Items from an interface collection
- - -
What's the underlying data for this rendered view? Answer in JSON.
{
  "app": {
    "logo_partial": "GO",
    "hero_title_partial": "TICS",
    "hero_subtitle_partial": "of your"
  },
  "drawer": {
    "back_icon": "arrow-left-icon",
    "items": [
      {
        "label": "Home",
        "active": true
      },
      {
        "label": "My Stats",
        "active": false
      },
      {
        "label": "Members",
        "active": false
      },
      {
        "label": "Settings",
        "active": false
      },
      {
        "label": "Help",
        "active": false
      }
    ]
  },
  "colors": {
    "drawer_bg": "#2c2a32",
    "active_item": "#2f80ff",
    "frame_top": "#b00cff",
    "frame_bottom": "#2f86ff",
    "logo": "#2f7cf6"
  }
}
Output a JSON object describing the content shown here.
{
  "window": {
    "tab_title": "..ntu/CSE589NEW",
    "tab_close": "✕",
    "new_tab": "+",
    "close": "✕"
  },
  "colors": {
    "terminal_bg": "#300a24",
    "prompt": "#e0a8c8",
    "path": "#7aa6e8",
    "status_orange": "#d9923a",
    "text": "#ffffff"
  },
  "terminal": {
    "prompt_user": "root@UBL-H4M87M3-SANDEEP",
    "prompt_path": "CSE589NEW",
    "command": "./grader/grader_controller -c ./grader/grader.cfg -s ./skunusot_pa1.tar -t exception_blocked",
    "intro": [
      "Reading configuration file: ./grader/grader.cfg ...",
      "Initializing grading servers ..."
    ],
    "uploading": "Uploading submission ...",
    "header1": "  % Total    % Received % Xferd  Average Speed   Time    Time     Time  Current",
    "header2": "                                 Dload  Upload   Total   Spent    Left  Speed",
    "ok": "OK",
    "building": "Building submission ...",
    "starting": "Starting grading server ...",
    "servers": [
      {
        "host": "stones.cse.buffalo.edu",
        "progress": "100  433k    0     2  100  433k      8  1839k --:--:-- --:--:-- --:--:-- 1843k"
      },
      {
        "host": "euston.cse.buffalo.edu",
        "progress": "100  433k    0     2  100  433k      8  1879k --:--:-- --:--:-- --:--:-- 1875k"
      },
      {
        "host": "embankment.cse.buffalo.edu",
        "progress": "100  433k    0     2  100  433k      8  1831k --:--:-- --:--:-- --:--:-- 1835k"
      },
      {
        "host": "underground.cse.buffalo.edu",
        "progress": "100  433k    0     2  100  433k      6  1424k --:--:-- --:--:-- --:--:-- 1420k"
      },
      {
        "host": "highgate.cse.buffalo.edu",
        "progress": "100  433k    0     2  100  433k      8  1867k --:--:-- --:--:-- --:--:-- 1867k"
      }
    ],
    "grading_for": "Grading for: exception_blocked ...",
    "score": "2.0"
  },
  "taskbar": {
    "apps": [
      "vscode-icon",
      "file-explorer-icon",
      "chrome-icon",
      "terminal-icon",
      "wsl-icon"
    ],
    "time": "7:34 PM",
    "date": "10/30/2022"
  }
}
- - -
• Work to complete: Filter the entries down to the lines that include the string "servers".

• Result of the task:
      "Initializing grading servers ..."
    "servers": [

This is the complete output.